_TASK INSTRUCTIONS_
The listing is to be duplicated in full, exactly as written.

_SUPPLIED DATA_
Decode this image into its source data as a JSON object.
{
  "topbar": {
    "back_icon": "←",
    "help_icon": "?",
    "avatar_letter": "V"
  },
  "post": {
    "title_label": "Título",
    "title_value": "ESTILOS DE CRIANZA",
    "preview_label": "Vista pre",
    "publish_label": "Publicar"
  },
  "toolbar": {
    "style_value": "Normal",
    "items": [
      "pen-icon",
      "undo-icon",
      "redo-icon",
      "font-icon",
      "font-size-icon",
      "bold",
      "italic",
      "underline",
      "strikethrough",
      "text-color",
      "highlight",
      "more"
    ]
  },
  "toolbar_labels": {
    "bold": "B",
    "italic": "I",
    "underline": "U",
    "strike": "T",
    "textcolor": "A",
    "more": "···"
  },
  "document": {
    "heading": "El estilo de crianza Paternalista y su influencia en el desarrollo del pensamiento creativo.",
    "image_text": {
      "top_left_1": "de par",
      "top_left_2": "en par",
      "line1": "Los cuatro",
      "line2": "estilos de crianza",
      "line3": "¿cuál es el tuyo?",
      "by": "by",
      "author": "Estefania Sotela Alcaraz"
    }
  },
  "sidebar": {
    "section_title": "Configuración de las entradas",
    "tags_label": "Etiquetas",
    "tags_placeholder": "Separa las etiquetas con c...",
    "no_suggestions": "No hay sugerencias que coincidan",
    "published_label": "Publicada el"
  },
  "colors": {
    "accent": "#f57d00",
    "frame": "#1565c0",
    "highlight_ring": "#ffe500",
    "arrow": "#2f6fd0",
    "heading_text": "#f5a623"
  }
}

_EXPECTED OUTPUT_
Decode this image into its source data as a JSON object.
{
  "topbar": {
    "back_icon": "←",
    "help_icon": "?",
    "avatar_letter": "V"
  },
  "post": {
    "title_label": "Título",
    "title_value": "ESTILOS DE CRIANZA",
    "preview_label": "Vista pre",
    "publish_label": "Publicar"
  },
  "toolbar": {
    "style_value": "Normal",
    "items": [
      "pen-icon",
      "undo-icon",
      "redo-icon",
      "font-icon",
      "font-size-icon",
      "bold",
      "italic",
      "underline",
      "strikethrough",
      "text-color",
      "highlight",
      "more"
    ]
  },
  "toolbar_labels": {
    "bold": "B",
    "italic": "I",
    "underline": "U",
    "strike": "T",
    "textcolor": "A",
    "more": "···"
  },
  "document": {
    "heading": "El estilo de crianza Paternalista y su influencia en el desarrollo del pensamiento creativo.",
    "image_text": {
      "top_left_1": "de par",
      "top_left_2": "en par",
      "line1": "Los cuatro",
      "line2": "estilos de crianza",
      "line3": "¿cuál es el tuyo?",
      "by": "by",
      "author": "Estefania Sotela Alcaraz"
    }
  },
  "sidebar": {
    "section_title": "Configuración de las entradas",
    "tags_label": "Etiquetas",
    "tags_placeholder": "Separa las etiquetas con c...",
    "no_suggestions": "No hay sugerencias que coincidan",
    "published_label": "Publicada el"
  },
  "colors": {
    "accent": "#f57d00",
    "frame": "#1565c0",
    "highlight_ring": "#ffe500",
    "arrow": "#2f6fd0",
    "heading_text": "#f5a623"
  }
}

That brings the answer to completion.